EDITORIAL: Walk the talk by curbing the theft of public funds

It is good to note an increase in prosecution of public officials accused of corruption.

The Ethics and Anti-Corruption Commission (EACC) says more than 300 cases involving alleged corruption by officials are currently pending in the courts. But if past conviction rates in such cases is anything to go by, the increased anti-corruption campaign may not yield much.

The public has for long been frustrated by the dismal number of convictions, especially those of top officials executing fraud running into hundreds of millions of shillings.

The EACC is apparently shifting blame to the courts, saying it is doing its best to bring the suspects to book. But it must be remembered that courts rely on evidence to find a person guilty and subsequently hand out punishment according to the law.

The burden of proof is therefore on the anti-corruption agency, which must carry out thorough and watertight investigations that will support convictions.

If this is done, it will soon become clear that corruption has a price and end the long-running perception that the worst fate a crooked official faces is loss of employment or a tainted name.

If at all there are weaknesses in our laws that allow the corrupt to game the system and walk free then we must eliminate them promptly.

The courts also need to hasten the speed with which they hear and determine corruption cases since, as the legal maxim goes, justice delayed is justice denied.

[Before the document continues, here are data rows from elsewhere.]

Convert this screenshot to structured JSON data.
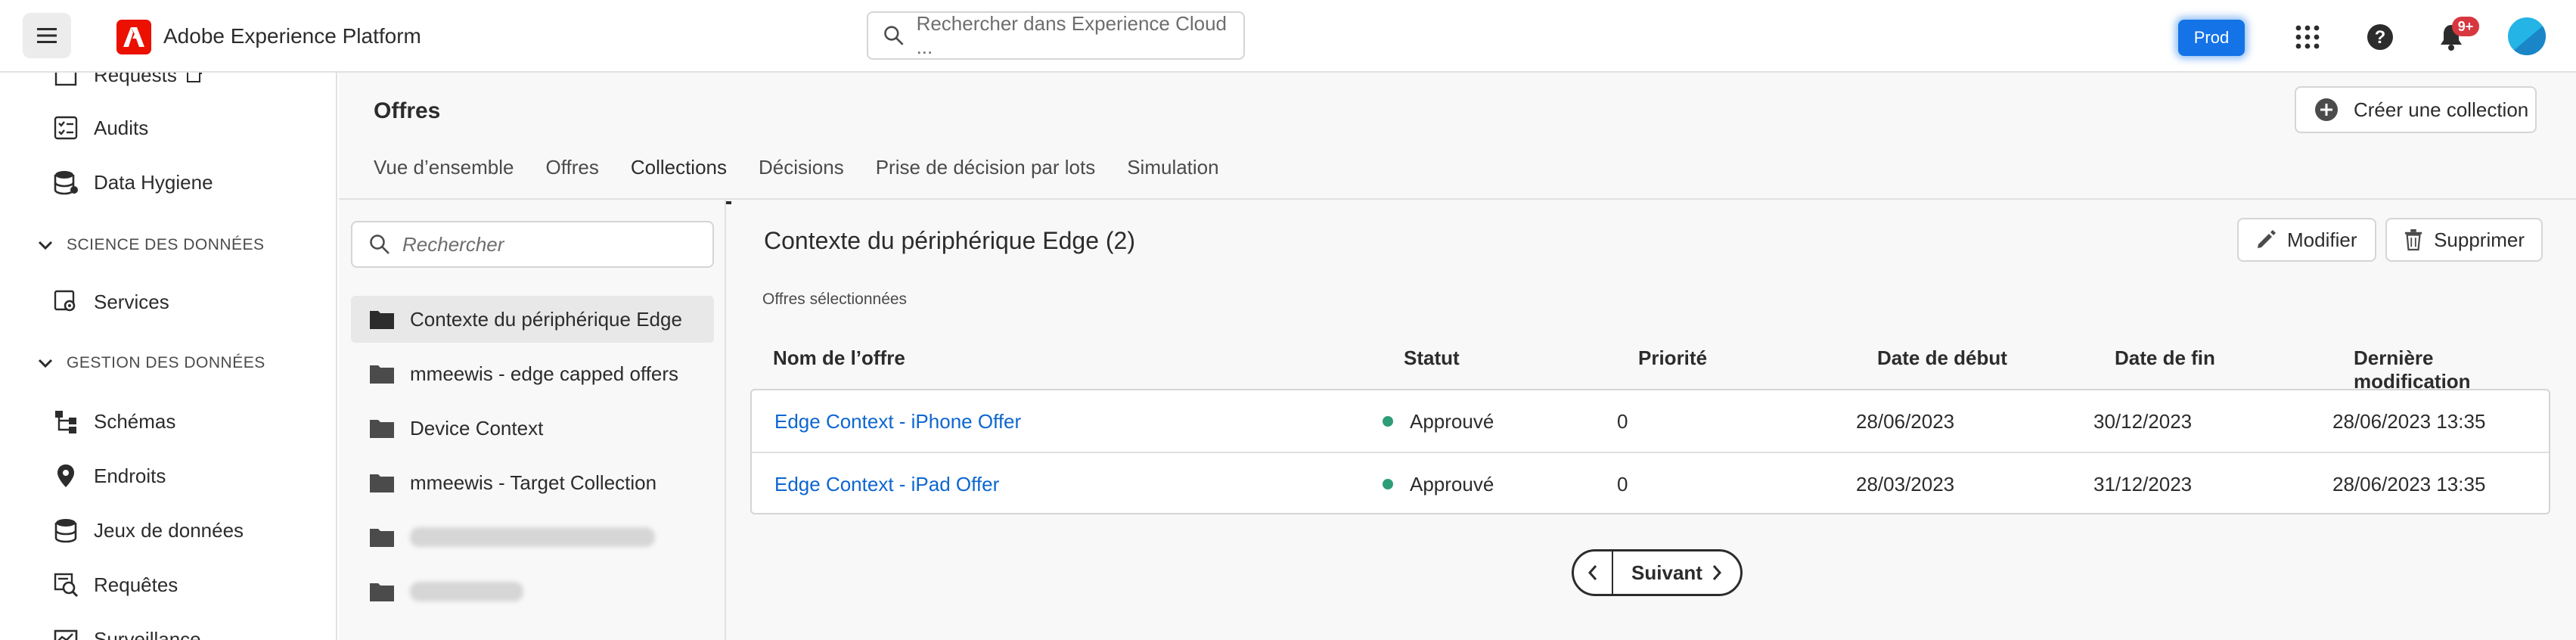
{
  "app": {
    "title": "Adobe Experience Platform",
    "environment": "Prod",
    "notifications_badge": "9+"
  },
  "search": {
    "placeholder": "Rechercher dans Experience Cloud ..."
  },
  "sidebar": {
    "items": [
      {
        "label": "Requests",
        "icon": "external-link-icon"
      },
      {
        "label": "Audits",
        "icon": "checklist-icon"
      },
      {
        "label": "Data Hygiene",
        "icon": "database-icon"
      },
      {
        "label": "Services",
        "icon": "gear-icon"
      },
      {
        "label": "Schémas",
        "icon": "schema-icon"
      },
      {
        "label": "Endroits",
        "icon": "location-pin-icon"
      },
      {
        "label": "Jeux de données",
        "icon": "database-icon"
      },
      {
        "label": "Requêtes",
        "icon": "query-icon"
      },
      {
        "label": "Surveillance",
        "icon": "monitor-icon"
      }
    ],
    "sections": [
      "SCIENCE DES DONNÉES",
      "GESTION DES DONNÉES"
    ]
  },
  "page": {
    "title": "Offres",
    "create_button": "Créer une collection",
    "tabs": [
      "Vue d’ensemble",
      "Offres",
      "Collections",
      "Décisions",
      "Prise de décision par lots",
      "Simulation"
    ],
    "active_tab": "Collections"
  },
  "collections": {
    "search_placeholder": "Rechercher",
    "items": [
      "Contexte du périphérique Edge",
      "mmeewis - edge capped offers",
      "Device Context",
      "mmeewis - Target Collection"
    ],
    "selected": "Contexte du périphérique Edge"
  },
  "detail": {
    "title": "Contexte du périphérique Edge (2)",
    "edit_label": "Modifier",
    "delete_label": "Supprimer",
    "subheading": "Offres sélectionnées",
    "columns": [
      "Nom de l’offre",
      "Statut",
      "Priorité",
      "Date de début",
      "Date de fin",
      "Dernière modification"
    ],
    "rows": [
      {
        "name": "Edge Context - iPhone Offer",
        "status": "Approuvé",
        "priority": "0",
        "start": "28/06/2023",
        "end": "30/12/2023",
        "modified": "28/06/2023 13:35"
      },
      {
        "name": "Edge Context - iPad Offer",
        "status": "Approuvé",
        "priority": "0",
        "start": "28/03/2023",
        "end": "31/12/2023",
        "modified": "28/06/2023 13:35"
      }
    ],
    "next_label": "Suivant"
  },
  "colors": {
    "accent": "#1473e6",
    "link": "#0d66d0",
    "status_approved": "#2d9d78",
    "brand": "#eb1000",
    "badge": "#d7373f"
  }
}
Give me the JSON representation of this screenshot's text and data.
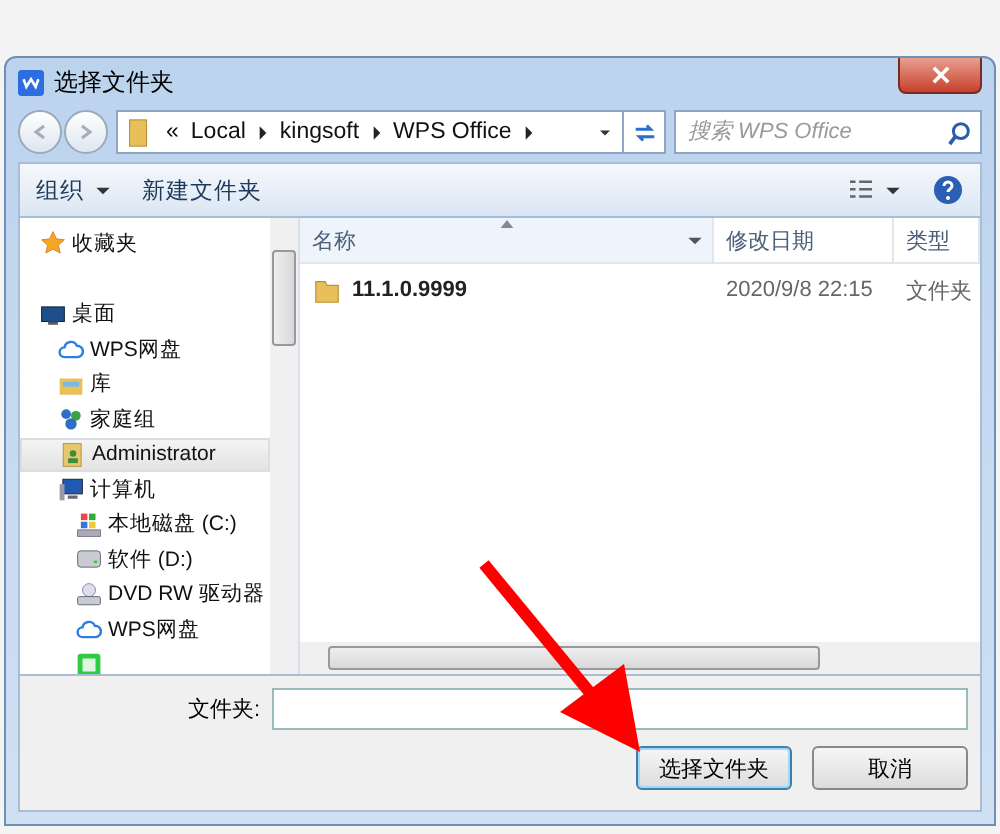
{
  "window": {
    "title": "选择文件夹"
  },
  "address": {
    "overflow": "«",
    "crumbs": [
      "Local",
      "kingsoft",
      "WPS Office"
    ]
  },
  "search": {
    "placeholder": "搜索 WPS Office"
  },
  "toolbar": {
    "organize": "组织",
    "new_folder": "新建文件夹"
  },
  "sidebar": {
    "groups": [
      {
        "items": [
          {
            "label": "收藏夹",
            "kind": "star",
            "selected": false
          }
        ]
      },
      {
        "items": [
          {
            "label": "桌面",
            "kind": "desktop",
            "selected": false,
            "children": [
              {
                "label": "WPS网盘",
                "kind": "cloud",
                "selected": false
              },
              {
                "label": "库",
                "kind": "library",
                "selected": false
              },
              {
                "label": "家庭组",
                "kind": "homegroup",
                "selected": false
              },
              {
                "label": "Administrator",
                "kind": "user",
                "selected": true
              },
              {
                "label": "计算机",
                "kind": "computer",
                "selected": false,
                "children": [
                  {
                    "label": "本地磁盘 (C:)",
                    "kind": "windrive",
                    "selected": false
                  },
                  {
                    "label": "软件 (D:)",
                    "kind": "drive",
                    "selected": false
                  },
                  {
                    "label": "DVD RW 驱动器",
                    "kind": "dvd",
                    "selected": false
                  },
                  {
                    "label": "WPS网盘",
                    "kind": "cloud",
                    "selected": false
                  },
                  {
                    "kind": "app",
                    "selected": false
                  }
                ]
              }
            ]
          }
        ]
      }
    ]
  },
  "table": {
    "columns": [
      {
        "label": "名称",
        "sorted": true
      },
      {
        "label": "修改日期",
        "sorted": false
      },
      {
        "label": "类型",
        "sorted": false
      }
    ],
    "rows": [
      {
        "name": "11.1.0.9999",
        "modified": "2020/9/8 22:15",
        "type": "文件夹"
      }
    ]
  },
  "folder_field": {
    "label": "文件夹:"
  },
  "buttons": [
    {
      "label": "选择文件夹",
      "default": true
    },
    {
      "label": "取消",
      "default": false
    }
  ]
}
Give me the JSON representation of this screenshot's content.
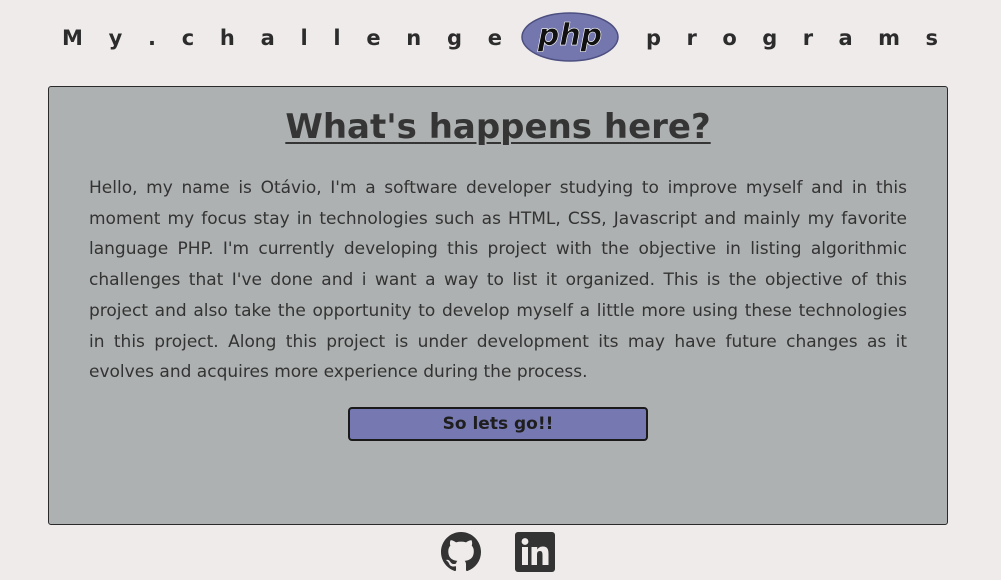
{
  "header": {
    "title_left": "My.challenge",
    "logo_text": "php",
    "title_right": "programs"
  },
  "card": {
    "title": "What's happens here?",
    "text": "Hello, my name is Otávio, I'm a software developer studying to improve myself and in this moment my focus stay in technologies such as HTML, CSS, Javascript and mainly my favorite language PHP. I'm currently developing this project with the objective in listing algorithmic challenges that I've done and i want a way to list it organized. This is the objective of this project and also take the opportunity to develop myself a little more using these technologies in this project. Along this project is under development its may have future changes as it evolves and acquires more experience during the process.",
    "button_label": "So lets go!!"
  },
  "footer": {
    "icons": [
      "github-icon",
      "linkedin-icon"
    ]
  },
  "colors": {
    "background": "#f0ebeb",
    "card": "#aeb1b1",
    "button": "#7678b2",
    "php_logo": "#7377ad"
  }
}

While it is up to the courts to determine who is guilty and who is not, it is not lost on the public that there is a growing class of current or former public officials with inexplicable wealth.

Failure to convict the so-called big fish has led to despondency among Kenyans who justifiably question the usefulness of various watchdogs, including the EACC.

While the anti-corruption agency must up its game, we also call on the political leadership to also join in an all-out fight against graft.

It is not unusual in this country to see people named aersely in various scams appointed to new positions by the same or different governments, leaving one to wonder whether leaders are willing to walk the talk as far as graft is concerned. The ethical bar in public appointments must be high if we are serious about taming corruption.

The various government arms must all redouble their efforts to stop theft and wastage of public resources. Anything less and we are assured of the well-documented consequences of corruption including rising inequality and potential social unrest.